So much that excites in theatre and cinema is ultimately down to the writing and Mark Thomson has mounted (and brilliantly directed) a show that is, in parts, written with such skill and sophistication, and humour, that it takes the breath away. However, at others it seems to go AWOL.
The first act of this new play, written by Jo Clifford, is very convincing, moving and utterly absorbing. It is staged imaginatively and it’s all going in the right direction. In act 2, however, the show seems to hit choppy creative waters as it steps up its ambition. But it left me, and my wife, confused.
It’s about death. Full frontal, no holds barred death. The great universal. If we all die let’s not pussyfoot about the issue, let’s just play it straight and that’s exactly how Clifford tackles the subject.
A 50 year old wife and mother suffers a massive stroke and dies soon thereafter. How it affects her nearest and dearest is one aspect of the show but the greater one (and a less often visited side of the equation) is how it affects the cadaver. And that makes for great theatre in act one as we build the back story (often hilariously) and reach the momento mori.
The cast is led by the peerless and stunning Kath Howden and ably supported by her “late” husband Jonathon Hackett and death himself in the guise of Liam Brennan. But they get most of the great lines and all of the power plays. Less satisfactory for me were the parts for the son and daughter and trickiest of all is the role in the play of the family matriarch, Howden’s mother, who is suffering from senility.

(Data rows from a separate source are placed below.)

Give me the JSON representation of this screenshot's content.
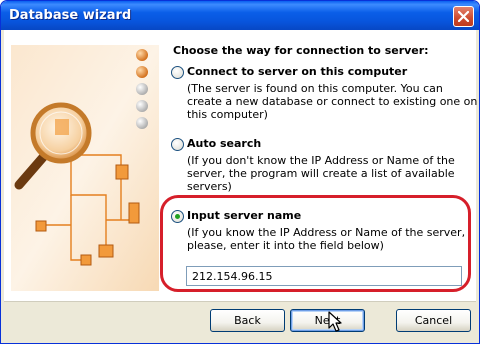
{
  "window": {
    "title": "Database wizard"
  },
  "section_title": "Choose the way for connection to server:",
  "options": [
    {
      "label": "Connect to server on this computer",
      "description": "(The server is found on this computer. You can create a new database or connect to existing one on this computer)",
      "selected": false
    },
    {
      "label": "Auto search",
      "description": "(If you don't know the IP Address or Name of the server, the program will create a list of available servers)",
      "selected": false
    },
    {
      "label": "Input server name",
      "description": "(If you know the IP Address or Name of the server, please, enter it into the field below)",
      "selected": true
    }
  ],
  "server_input": {
    "value": "212.154.96.15"
  },
  "buttons": {
    "back": "Back",
    "next": "Next",
    "cancel": "Cancel"
  },
  "colors": {
    "title_bar": "#0855dd",
    "highlight": "#d61f2a",
    "radio_selected": "#21a121",
    "art_orange": "#f29a3b"
  },
  "icons": [
    "close-icon",
    "magnifier-icon",
    "network-tree-icon",
    "step-indicator-icon",
    "mouse-cursor-icon"
  ]
}
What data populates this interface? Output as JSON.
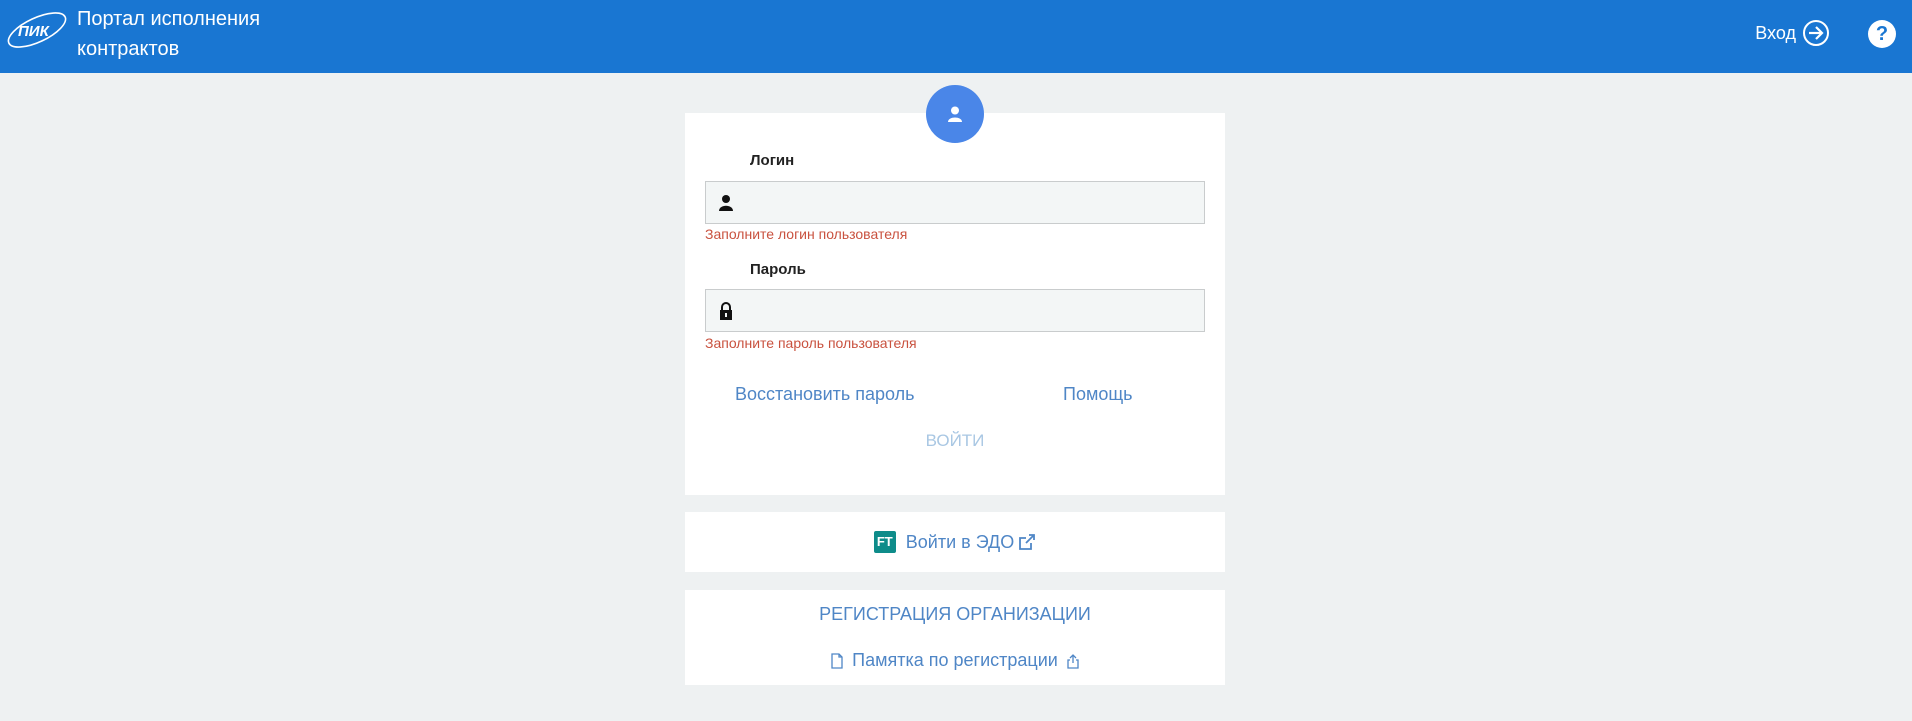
{
  "header": {
    "logo_text": "ПИК",
    "title": "Портал исполнения контрактов",
    "login_label": "Вход",
    "login_icon": "sign-in-icon",
    "help_label": "?"
  },
  "login_form": {
    "avatar_icon": "user-icon",
    "login_label": "Логин",
    "login_value": "",
    "login_placeholder": "",
    "login_error": "Заполните логин пользователя",
    "password_label": "Пароль",
    "password_value": "",
    "password_placeholder": "",
    "password_error": "Заполните пароль пользователя",
    "restore_password": "Восстановить пароль",
    "help": "Помощь",
    "submit": "ВОЙТИ"
  },
  "edo": {
    "icon_text": "FT",
    "label": "Войти в ЭДО"
  },
  "registration": {
    "title": "РЕГИСТРАЦИЯ ОРГАНИЗАЦИИ",
    "memo": "Памятка по регистрации"
  },
  "colors": {
    "header": "#1976d2",
    "accent": "#4f86c6",
    "avatar": "#4a86e8",
    "error": "#c9523f",
    "disabled": "#a9c7e3",
    "edo_icon": "#0e8c8a",
    "background": "#eef1f2"
  }
}
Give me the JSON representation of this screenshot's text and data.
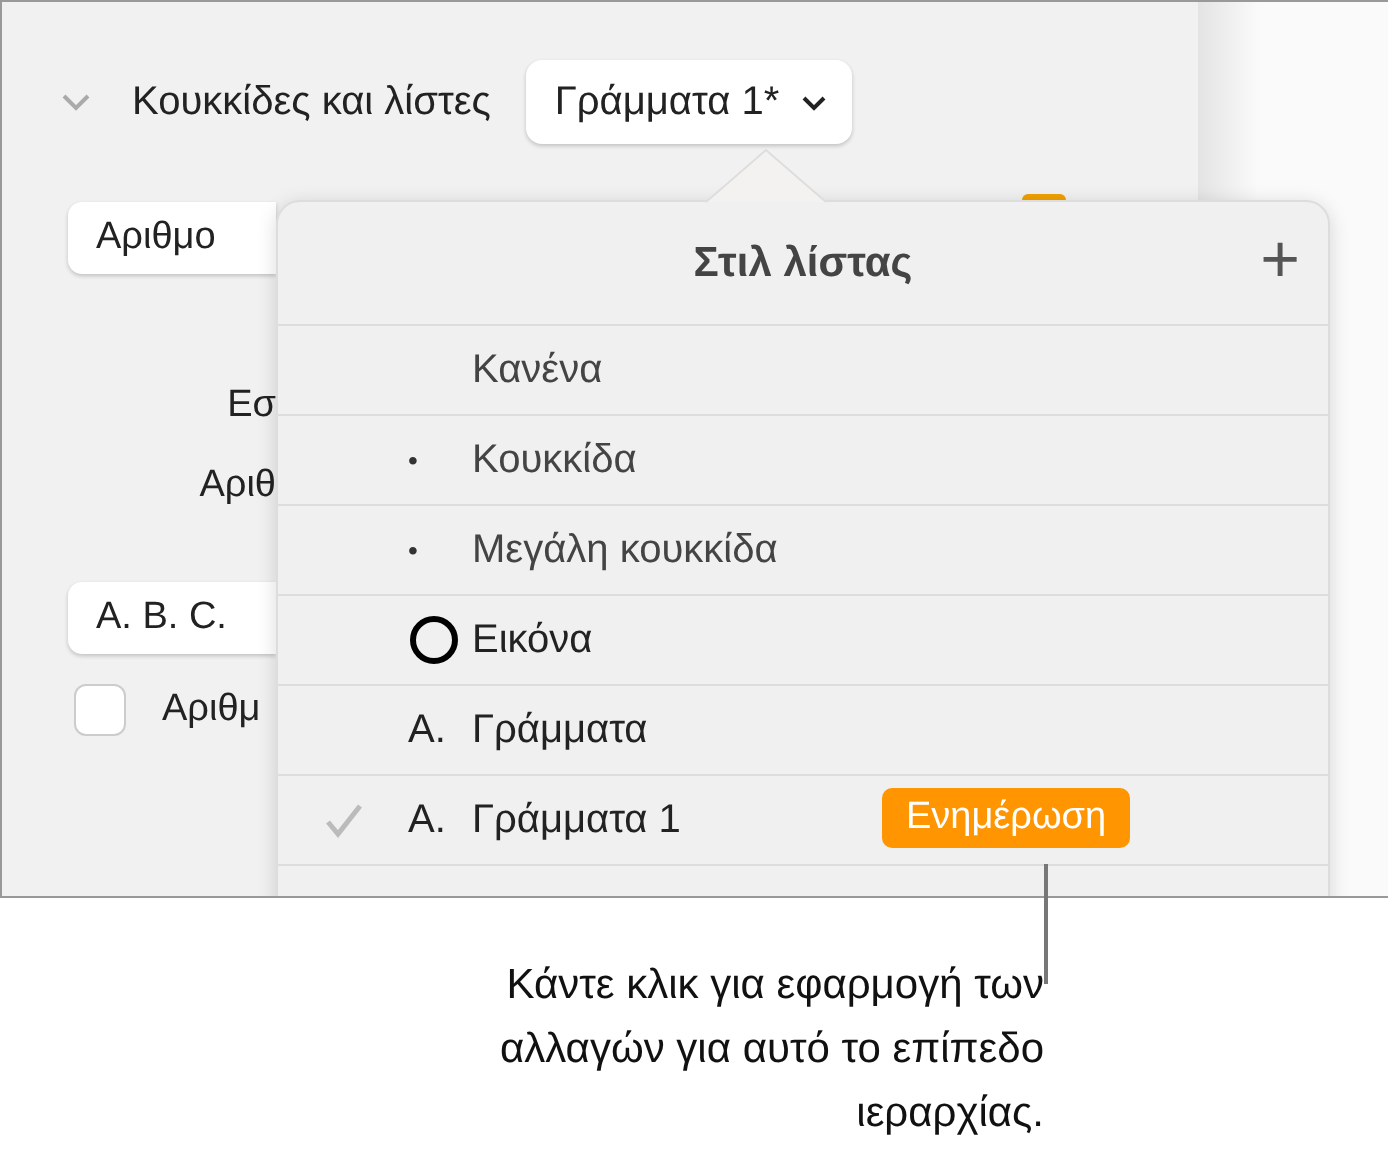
{
  "panel": {
    "section": {
      "title": "Κουκκίδες και λίστες",
      "expanded": true
    },
    "style_button": "Γράμματα 1*",
    "rows": [
      {
        "kind": "field",
        "text": "Αριθμο"
      },
      {
        "kind": "label",
        "text": "Εσ"
      },
      {
        "kind": "label",
        "text": "Αριθ"
      },
      {
        "kind": "field",
        "text": "A. B. C."
      },
      {
        "kind": "checkbox",
        "text": "Αριθμ",
        "checked": false
      }
    ]
  },
  "popover": {
    "title": "Στιλ λίστας",
    "add_button": "+",
    "items": [
      {
        "kind": "text",
        "label": "Κανένα",
        "selected": false
      },
      {
        "kind": "text",
        "marker": "•",
        "label": "Κουκκίδα",
        "selected": false
      },
      {
        "kind": "text",
        "marker": "•",
        "label": "Μεγάλη κουκκίδα",
        "selected": false
      },
      {
        "kind": "image",
        "label": "Εικόνα",
        "selected": false
      },
      {
        "kind": "text",
        "marker": "A.",
        "label": "Γράμματα",
        "selected": false
      },
      {
        "kind": "text",
        "marker": "A.",
        "label": "Γράμματα 1",
        "selected": true,
        "update_button": "Ενημέρωση"
      }
    ]
  },
  "callout": "Κάντε κλικ για εφαρμογή των αλλαγών για αυτό το επίπεδο ιεραρχίας."
}
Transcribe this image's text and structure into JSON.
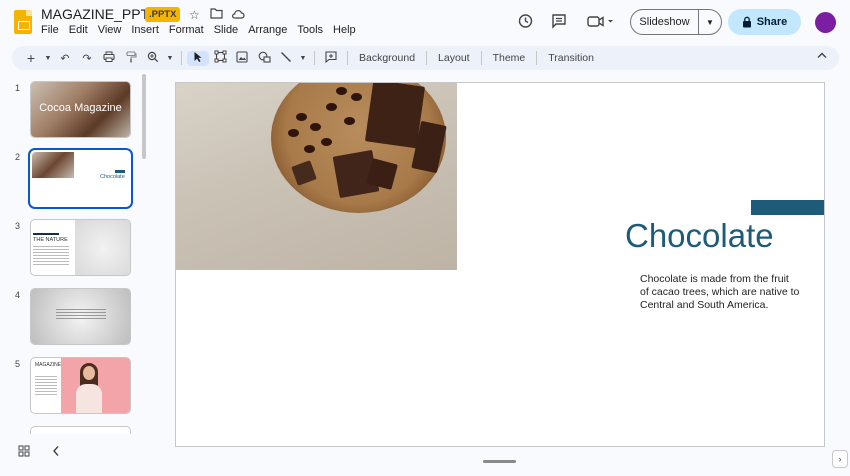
{
  "header": {
    "doc_title": "MAGAZINE_PPTX",
    "badge": ".PPTX",
    "menu": [
      "File",
      "Edit",
      "View",
      "Insert",
      "Format",
      "Slide",
      "Arrange",
      "Tools",
      "Help"
    ],
    "slideshow_label": "Slideshow",
    "share_label": "Share"
  },
  "toolbar": {
    "background": "Background",
    "layout": "Layout",
    "theme": "Theme",
    "transition": "Transition"
  },
  "filmstrip": {
    "slides": [
      {
        "number": "1",
        "title": "Cocoa Magazine"
      },
      {
        "number": "2",
        "title": "Chocolate"
      },
      {
        "number": "3",
        "title": "THE NATURE"
      },
      {
        "number": "4",
        "title": ""
      },
      {
        "number": "5",
        "title": "MAGAZINE"
      }
    ]
  },
  "slide": {
    "title": "Chocolate",
    "body": "Chocolate is made from the fruit of cacao trees, which are native to Central and South America."
  },
  "colors": {
    "accent": "#1d5b79",
    "share_bg": "#c2e7ff",
    "badge": "#f4b400",
    "avatar": "#7b1fa2",
    "selected": "#0b57d0"
  }
}
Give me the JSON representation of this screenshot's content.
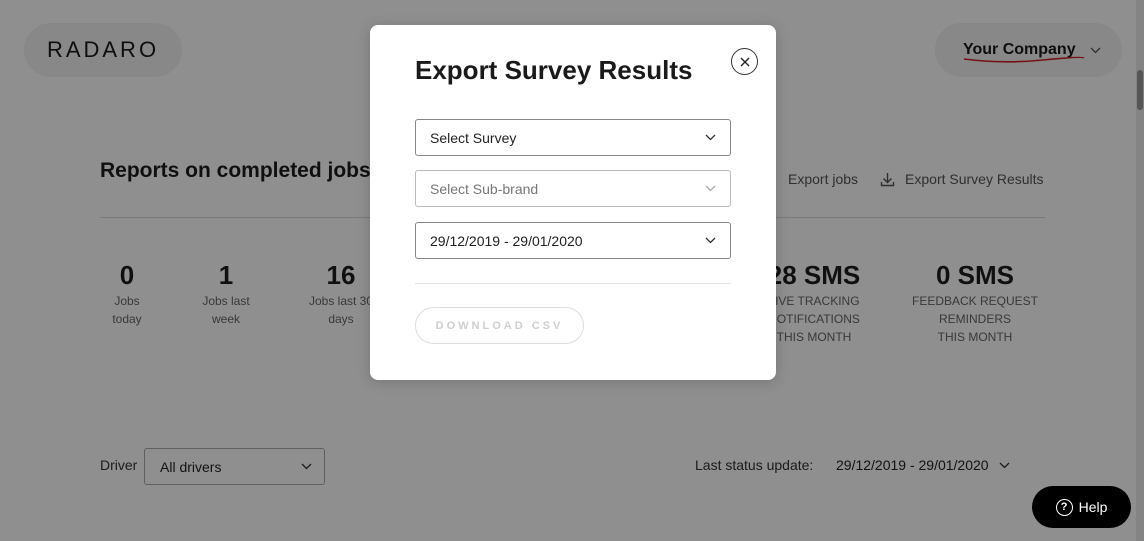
{
  "header": {
    "logo_text": "RADARO",
    "company_name": "Your Company",
    "company_underline_color": "#d0212a"
  },
  "page": {
    "title": "Reports on completed jobs",
    "actions": {
      "export_jobs": "Export jobs",
      "export_survey_results": "Export Survey Results"
    },
    "stats": [
      {
        "value": "0",
        "label": "Jobs\ntoday"
      },
      {
        "value": "1",
        "label": "Jobs last\nweek"
      },
      {
        "value": "16",
        "label": "Jobs last 30\ndays"
      },
      {
        "value": "28 SMS",
        "label": "LIVE TRACKING\nNOTIFICATIONS\nTHIS MONTH"
      },
      {
        "value": "0 SMS",
        "label": "FEEDBACK REQUEST\nREMINDERS\nTHIS MONTH"
      }
    ],
    "filters": {
      "driver_label": "Driver",
      "driver_value": "All drivers",
      "status_label": "Last status update:",
      "status_value": "29/12/2019 - 29/01/2020"
    }
  },
  "help": {
    "icon_text": "?",
    "label": "Help"
  },
  "modal": {
    "title": "Export Survey Results",
    "survey_select": "Select Survey",
    "subbrand_select": "Select Sub-brand",
    "date_range": "29/12/2019 - 29/01/2020",
    "download_label": "DOWNLOAD CSV"
  },
  "icons": {
    "close": "close-icon",
    "chevron": "chevron-down-icon",
    "download": "download-icon",
    "help": "question-circle-icon"
  }
}
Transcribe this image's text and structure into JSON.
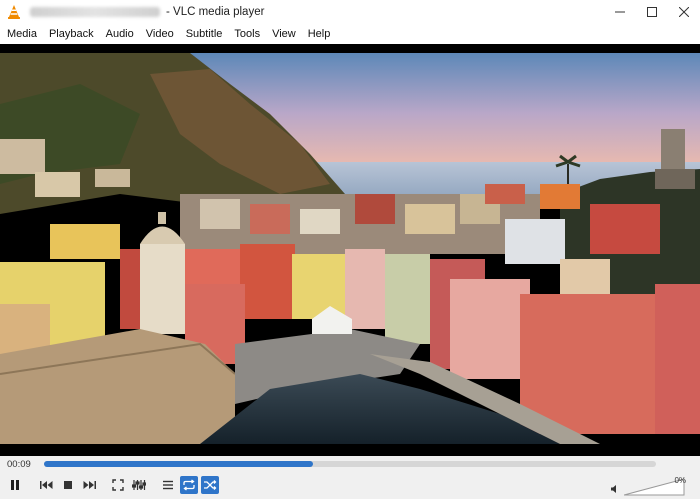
{
  "window": {
    "title": "- VLC media player"
  },
  "menu": [
    "Media",
    "Playback",
    "Audio",
    "Video",
    "Subtitle",
    "Tools",
    "View",
    "Help"
  ],
  "playback": {
    "elapsed": "00:09",
    "remaining": "",
    "progress": 0.44,
    "volume": "0%",
    "volume_level": 0
  },
  "colors": {
    "accent": "#2f75c9",
    "vlc_orange": "#f08a00"
  },
  "icons": {
    "window": [
      "minimize-icon",
      "maximize-icon",
      "close-icon"
    ],
    "controls": [
      "pause-icon",
      "previous-icon",
      "stop-icon",
      "next-icon",
      "fullscreen-icon",
      "extended-settings-icon",
      "playlist-icon",
      "loop-icon",
      "shuffle-icon",
      "volume-icon"
    ]
  }
}
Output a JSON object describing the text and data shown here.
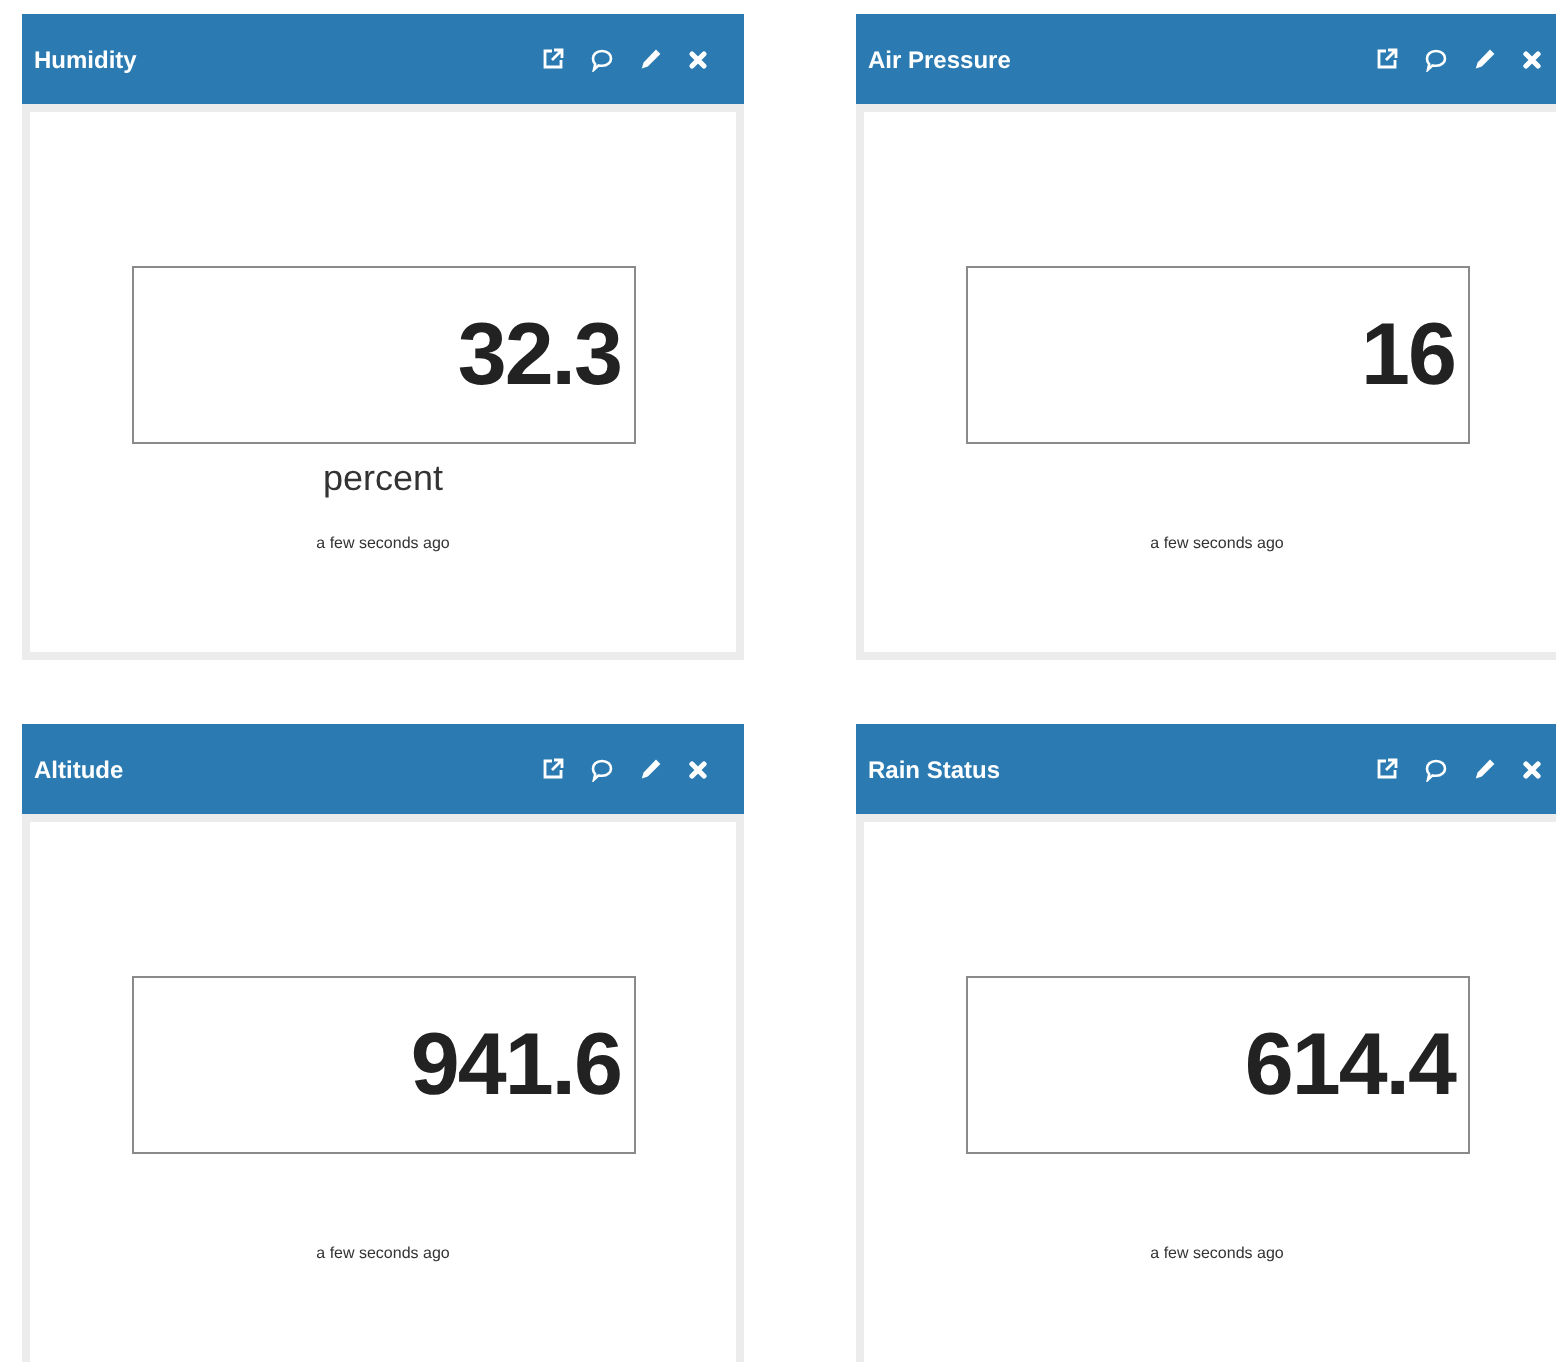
{
  "widgets": [
    {
      "title": "Humidity",
      "value": "32.3",
      "unit": "percent",
      "updated": "a few seconds ago"
    },
    {
      "title": "Air Pressure",
      "value": "16",
      "updated": "a few seconds ago"
    },
    {
      "title": "Altitude",
      "value": "941.6",
      "updated": "a few seconds ago"
    },
    {
      "title": "Rain Status",
      "value": "614.4",
      "updated": "a few seconds ago"
    }
  ]
}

Her part takes us down the most confusing plot alleyways and do not, in my view, always help the narrative. What I expected was to see Act 2 focus more on grief, instead it becomes more and more obtuse, before coming together in a satisfying climax.
The staging is magnificent. Philip Pinsky, yet again, pops in with musical magic. ( The point of death being captured in a single electrifying piano chord; once in each act.) And the whole is, overall, very satisfying. I just wish act 2 had a bit more narrative conviction and storytelling.
Should you go? You bet.